Two lesbian couples have become the first to take part in a mass military wedding in Taiwan, the only place in Asia to have legalised gay marriage.
Taiwan's army holds mass weddings every year, but this was the first time same-sex couples have taken part in one.
One of the couples involved said she hoped it would inspire "more LGBT people in the military [to] stand up".
Some 4,000 couples have married since Taiwan legalised same-sex marriage last year.
"Our military is very open-minded," Chen Ying-xuan, an army lieutenant who married Lee Ying-ying, told news agency the Associated Press (AP).
"In matters of love, everyone will be treated equally," she said, adding that she had always open about her sexual orientation.
Major Wang Yi and her wife Meng You-mei wed carrying a pride flag each throughout the ceremony.
Ms Meng's parents did not come to the celebration, but both Ms Wang's parents and her teacher came in support of the couple.
"I really feel this is a huge breakthrough for the military," Ms Wang's mother told AP. "Perhaps for heterosexual couples, its just a [piece of] paper, but its very important for gay couples."
Taiwan's army said including same-sex couples in this year's ceremony reflected its "enlightened [and] progressive" attitude. It said that it gave each couple - regardless of their sexual preference - their blessing.
Last year, three homosexual couples had registered to take part in the military's annual weddings. However, they eventually backed out due to "social pressure", according to local news outlets quoting military sources.
Taiwan legalised same-sex marriage last year, though gay couples still do not enjoy equal rights as heterosexual couples.
In 2017, Taiwan's constitutional court ruled the same-sex couples had the right to legally marry. But it was met with public backlash, with a majority of voters rejecting legalising same-sex marriage.
As a result, Taiwan said it would not alter its existing definition of marriage in civil law and instead enact a special law for same-sex marriage.
It means same-sex couples face a few restrictions, including only being able to marry foreigners from countries where gay marriage is also recognised. They are also only allowed to adopt each other's biological children.
A union largely greeted with open arms
Analysis by Cindy Sui, Taiwan correspondent
Even before Taiwan legalised same-sex marriages last year, the military had for years invited gay rights groups to give talks to soldiers to educate them about acceptance and to end discrimination in the military.
The news that the military had included a same-sex couple in a mass wedding ceremony was met with little fanfare in the media in Taiwan, where the majority of people have a relaxed and progressive attitude towards the issue. Taiwan has long been a leader for gay rights in Asia. People knew the wedding had taken place and they were fine with it. Even groups against same-sex marriage did not issue statements in response.
Gay rights groups in Taiwan say surveys suggest more and more people are becoming accepting towards gay marriage since it was legalised last year, including many who were against the idea beforehand.

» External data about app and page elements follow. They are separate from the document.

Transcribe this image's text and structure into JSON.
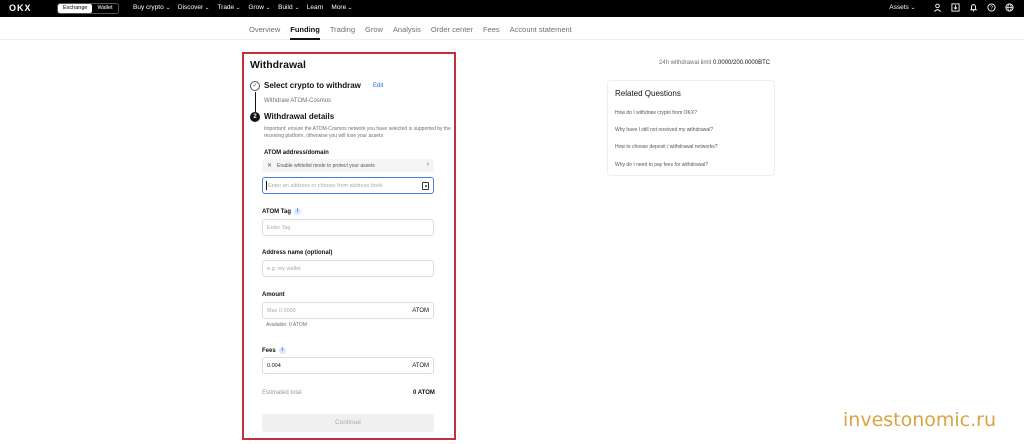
{
  "topbar": {
    "logo": "OKX",
    "mode_tabs": [
      "Exchange",
      "Wallet"
    ],
    "nav": [
      "Buy crypto",
      "Discover",
      "Trade",
      "Grow",
      "Build",
      "Learn",
      "More"
    ],
    "assets_label": "Assets",
    "icons": [
      "user-icon",
      "download-icon",
      "bell-icon",
      "help-icon",
      "globe-icon"
    ]
  },
  "subnav": {
    "tabs": [
      "Overview",
      "Funding",
      "Trading",
      "Grow",
      "Analysis",
      "Order center",
      "Fees",
      "Account statement"
    ],
    "active": "Funding"
  },
  "withdrawal": {
    "title": "Withdrawal",
    "step1_title": "Select crypto to withdraw",
    "step1_edit": "Edit",
    "step1_sub": "Withdraw ATOM-Cosmos",
    "step2_num": "2",
    "step2_title": "Withdrawal details",
    "notice": "Important: ensure the ATOM-Cosmos network you have selected is supported by the receiving platform, otherwise you will lose your assets",
    "address_label": "ATOM address/domain",
    "whitelist_text": "Enable whitelist mode to protect your assets",
    "address_placeholder": "Enter an address or choose from address book",
    "tag_label": "ATOM Tag",
    "tag_placeholder": "Enter Tag",
    "name_label": "Address name (optional)",
    "name_placeholder": "e.g. my wallet",
    "amount_label": "Amount",
    "amount_placeholder": "Max 0.0000",
    "amount_unit": "ATOM",
    "available": "Available: 0 ATOM",
    "fees_label": "Fees",
    "fees_value": "0.004",
    "fees_unit": "ATOM",
    "est_label": "Estimated total",
    "est_value": "0 ATOM",
    "continue_label": "Continue"
  },
  "limit": {
    "label": "24h withdrawal limit",
    "value": "0.0000/200.0000BTC"
  },
  "related": {
    "title": "Related Questions",
    "items": [
      "How do I withdraw crypto from OKX?",
      "Why have I still not received my withdrawal?",
      "How to choose deposit / withdrawal networks?",
      "Why do I need to pay fees for withdrawal?"
    ]
  },
  "watermark": "investonomic.ru",
  "colors": {
    "highlight": "#c4303a",
    "link": "#2a6ae8"
  }
}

But opposition groups here do draw a red line when it comes to schools. There are legal protections for same-sex education, but many parents and religious groups still stand firmly against it.